### What you should do
Each line below should be repeated exactly as written, with no pictures carried over.

--- Material provided Enclosed Below ---

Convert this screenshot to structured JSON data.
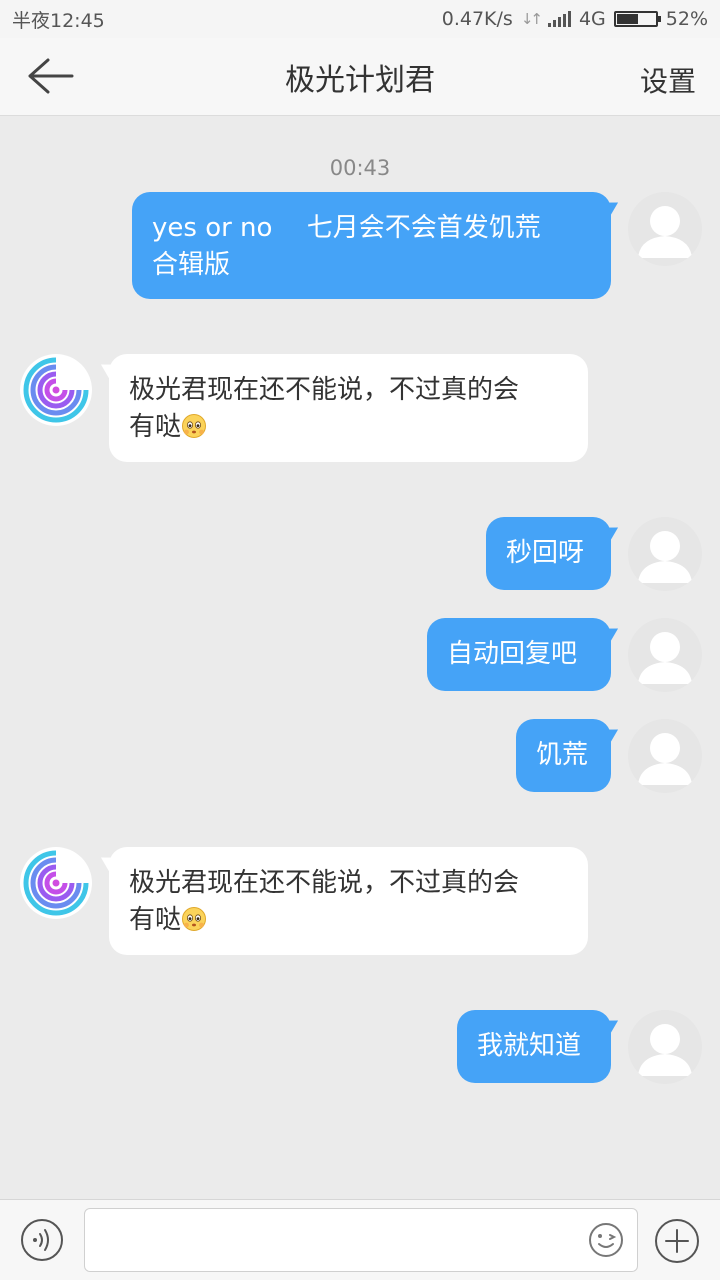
{
  "status_bar": {
    "time": "半夜12:45",
    "speed": "0.47K/s",
    "network": "4G",
    "battery": "52%"
  },
  "header": {
    "title": "极光计划君",
    "action_label": "设置"
  },
  "chat": {
    "timestamp": "00:43",
    "messages": [
      {
        "from": "user",
        "text_line1": "yes or no　 七月会不会首发饥荒",
        "text_line2": "合辑版"
      },
      {
        "from": "bot",
        "text_line1": "极光君现在还不能说，不过真的会",
        "text_line2": "有哒"
      },
      {
        "from": "user",
        "text": "秒回呀"
      },
      {
        "from": "user",
        "text": "自动回复吧"
      },
      {
        "from": "user",
        "text": "饥荒"
      },
      {
        "from": "bot",
        "text_line1": "极光君现在还不能说，不过真的会",
        "text_line2": "有哒"
      },
      {
        "from": "user",
        "text": "我就知道"
      }
    ]
  },
  "input_bar": {
    "placeholder": ""
  },
  "colors": {
    "outgoing_bubble": "#45a3f7",
    "incoming_bubble": "#ffffff",
    "background": "#ebebeb"
  },
  "icons": {
    "back": "back-arrow-icon",
    "voice": "voice-icon",
    "emoji": "smiley-icon",
    "plus": "plus-icon"
  }
}
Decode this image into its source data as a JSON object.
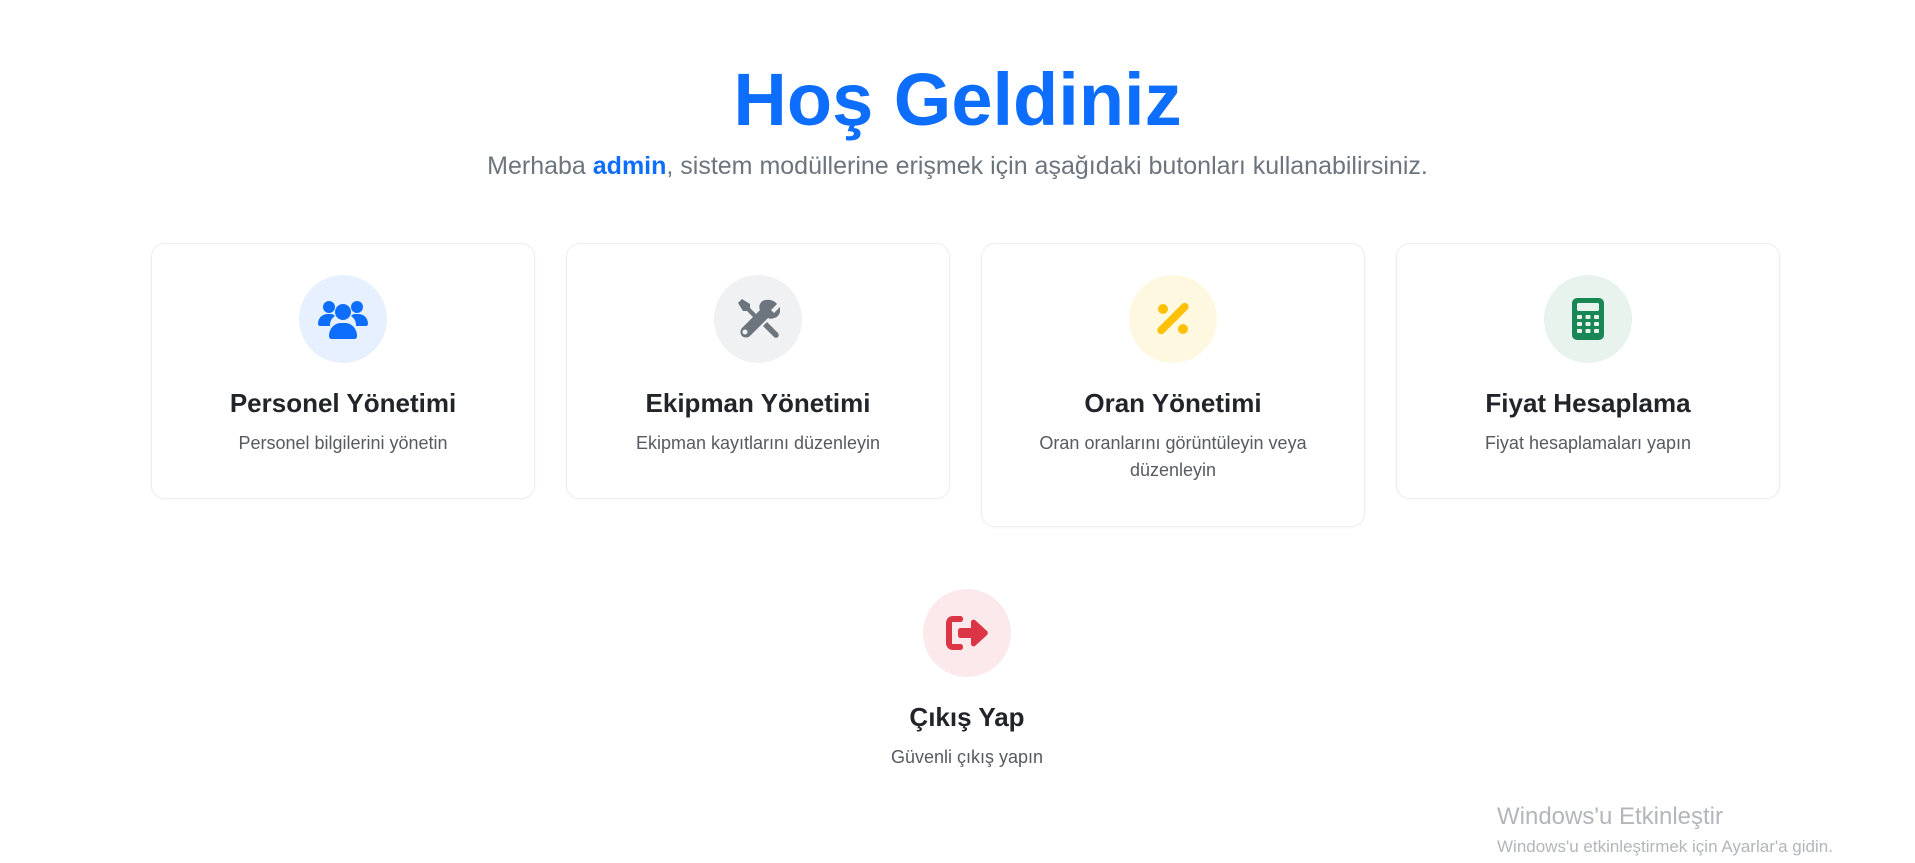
{
  "header": {
    "title": "Hoş Geldiniz",
    "greeting_prefix": "Merhaba ",
    "username": "admin",
    "greeting_suffix": ", sistem modüllerine erişmek için aşağıdaki butonları kullanabilirsiniz."
  },
  "cards": [
    {
      "title": "Personel Yönetimi",
      "description": "Personel bilgilerini yönetin",
      "icon": "users-icon",
      "icon_color": "#0d6efd",
      "icon_bg": "#e7f0fe"
    },
    {
      "title": "Ekipman Yönetimi",
      "description": "Ekipman kayıtlarını düzenleyin",
      "icon": "tools-icon",
      "icon_color": "#6c757d",
      "icon_bg": "#f0f1f2"
    },
    {
      "title": "Oran Yönetimi",
      "description": "Oran oranlarını görüntüleyin veya düzenleyin",
      "icon": "percent-icon",
      "icon_color": "#ffc107",
      "icon_bg": "#fff8e1"
    },
    {
      "title": "Fiyat Hesaplama",
      "description": "Fiyat hesaplamaları yapın",
      "icon": "calculator-icon",
      "icon_color": "#198754",
      "icon_bg": "#e8f3ee"
    }
  ],
  "logout": {
    "title": "Çıkış Yap",
    "description": "Güvenli çıkış yapın",
    "icon": "sign-out-icon",
    "icon_color": "#dc3545",
    "icon_bg": "#fbe9eb"
  },
  "watermark": {
    "title": "Windows'u Etkinleştir",
    "subtitle": "Windows'u etkinleştirmek için Ayarlar'a gidin."
  }
}
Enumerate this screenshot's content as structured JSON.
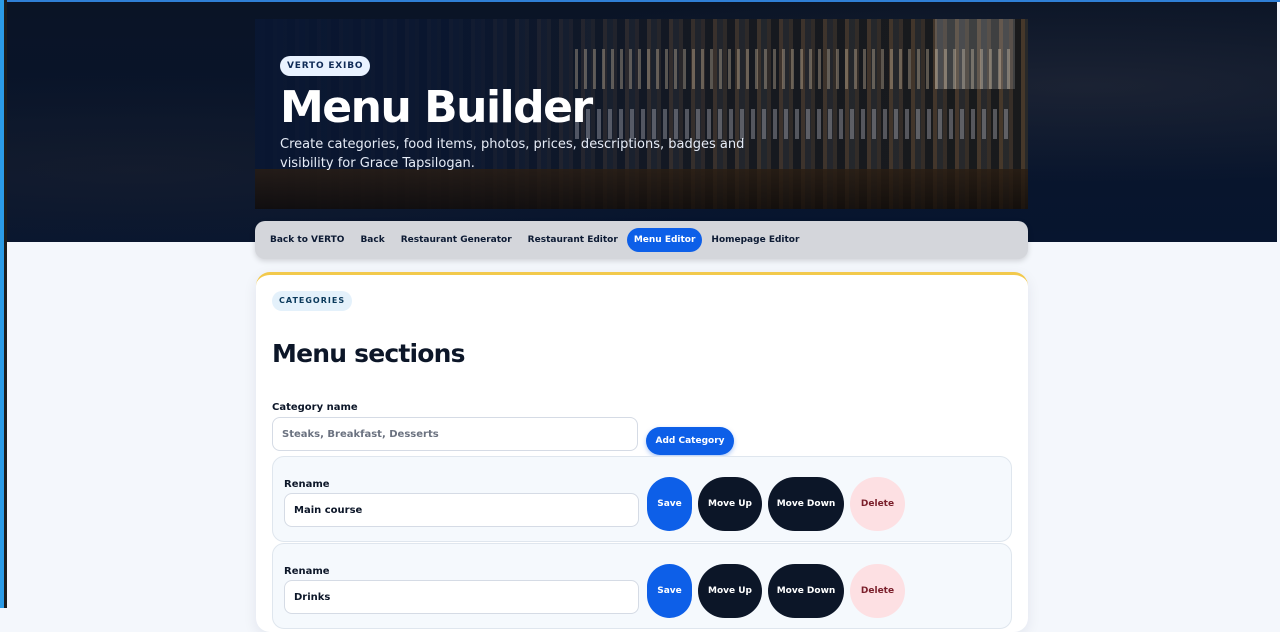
{
  "hero": {
    "brand": "VERTO EXIBO",
    "title": "Menu Builder",
    "subtitle": "Create categories, food items, photos, prices, descriptions, badges and visibility for Grace Tapsilogan."
  },
  "nav": {
    "items": [
      {
        "label": "Back to VERTO"
      },
      {
        "label": "Back"
      },
      {
        "label": "Restaurant Generator"
      },
      {
        "label": "Restaurant Editor"
      },
      {
        "label": "Menu Editor"
      },
      {
        "label": "Homepage Editor"
      }
    ],
    "active": "Menu Editor"
  },
  "categories": {
    "badge": "CATEGORIES",
    "title": "Menu sections",
    "new_label": "Category name",
    "new_placeholder": "Steaks, Breakfast, Desserts",
    "add_label": "Add Category",
    "rows": [
      {
        "rename_label": "Rename",
        "value": "Main course",
        "save": "Save",
        "up": "Move Up",
        "down": "Move Down",
        "delete": "Delete"
      },
      {
        "rename_label": "Rename",
        "value": "Drinks",
        "save": "Save",
        "up": "Move Up",
        "down": "Move Down",
        "delete": "Delete"
      }
    ]
  },
  "colors": {
    "accent": "#0d5fe8",
    "dark_button": "#0c1628",
    "danger_bg": "#fde0e3",
    "card_top_border": "#f2c94c"
  }
}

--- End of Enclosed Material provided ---

### Response for this exercise
Convert this screenshot to structured JSON data.
{
  "status_bar": {
    "time": "半夜12:45",
    "speed": "0.47K/s",
    "network": "4G",
    "battery": "52%"
  },
  "header": {
    "title": "极光计划君",
    "action_label": "设置"
  },
  "chat": {
    "timestamp": "00:43",
    "messages": [
      {
        "from": "user",
        "text_line1": "yes or no　 七月会不会首发饥荒",
        "text_line2": "合辑版"
      },
      {
        "from": "bot",
        "text_line1": "极光君现在还不能说，不过真的会",
        "text_line2": "有哒"
      },
      {
        "from": "user",
        "text": "秒回呀"
      },
      {
        "from": "user",
        "text": "自动回复吧"
      },
      {
        "from": "user",
        "text": "饥荒"
      },
      {
        "from": "bot",
        "text_line1": "极光君现在还不能说，不过真的会",
        "text_line2": "有哒"
      },
      {
        "from": "user",
        "text": "我就知道"
      }
    ]
  },
  "input_bar": {
    "placeholder": ""
  },
  "colors": {
    "outgoing_bubble": "#45a3f7",
    "incoming_bubble": "#ffffff",
    "background": "#ebebeb"
  },
  "icons": {
    "back": "back-arrow-icon",
    "voice": "voice-icon",
    "emoji": "smiley-icon",
    "plus": "plus-icon"
  }
}
Decode this image into its source data as a JSON object.
{
  "header": {
    "title": "Hoş Geldiniz",
    "greeting_prefix": "Merhaba ",
    "username": "admin",
    "greeting_suffix": ", sistem modüllerine erişmek için aşağıdaki butonları kullanabilirsiniz."
  },
  "cards": [
    {
      "title": "Personel Yönetimi",
      "description": "Personel bilgilerini yönetin",
      "icon": "users-icon",
      "icon_color": "#0d6efd",
      "icon_bg": "#e7f0fe"
    },
    {
      "title": "Ekipman Yönetimi",
      "description": "Ekipman kayıtlarını düzenleyin",
      "icon": "tools-icon",
      "icon_color": "#6c757d",
      "icon_bg": "#f0f1f2"
    },
    {
      "title": "Oran Yönetimi",
      "description": "Oran oranlarını görüntüleyin veya düzenleyin",
      "icon": "percent-icon",
      "icon_color": "#ffc107",
      "icon_bg": "#fff8e1"
    },
    {
      "title": "Fiyat Hesaplama",
      "description": "Fiyat hesaplamaları yapın",
      "icon": "calculator-icon",
      "icon_color": "#198754",
      "icon_bg": "#e8f3ee"
    }
  ],
  "logout": {
    "title": "Çıkış Yap",
    "description": "Güvenli çıkış yapın",
    "icon": "sign-out-icon",
    "icon_color": "#dc3545",
    "icon_bg": "#fbe9eb"
  },
  "watermark": {
    "title": "Windows'u Etkinleştir",
    "subtitle": "Windows'u etkinleştirmek için Ayarlar'a gidin."
  }
}
Enumerate this screenshot's content as structured JSON.
{
  "hero": {
    "brand": "VERTO EXIBO",
    "title": "Menu Builder",
    "subtitle": "Create categories, food items, photos, prices, descriptions, badges and visibility for Grace Tapsilogan."
  },
  "nav": {
    "items": [
      {
        "label": "Back to VERTO"
      },
      {
        "label": "Back"
      },
      {
        "label": "Restaurant Generator"
      },
      {
        "label": "Restaurant Editor"
      },
      {
        "label": "Menu Editor"
      },
      {
        "label": "Homepage Editor"
      }
    ],
    "active": "Menu Editor"
  },
  "categories": {
    "badge": "CATEGORIES",
    "title": "Menu sections",
    "new_label": "Category name",
    "new_placeholder": "Steaks, Breakfast, Desserts",
    "add_label": "Add Category",
    "rows": [
      {
        "rename_label": "Rename",
        "value": "Main course",
        "save": "Save",
        "up": "Move Up",
        "down": "Move Down",
        "delete": "Delete"
      },
      {
        "rename_label": "Rename",
        "value": "Drinks",
        "save": "Save",
        "up": "Move Up",
        "down": "Move Down",
        "delete": "Delete"
      }
    ]
  },
  "colors": {
    "accent": "#0d5fe8",
    "dark_button": "#0c1628",
    "danger_bg": "#fde0e3",
    "card_top_border": "#f2c94c"
  }
}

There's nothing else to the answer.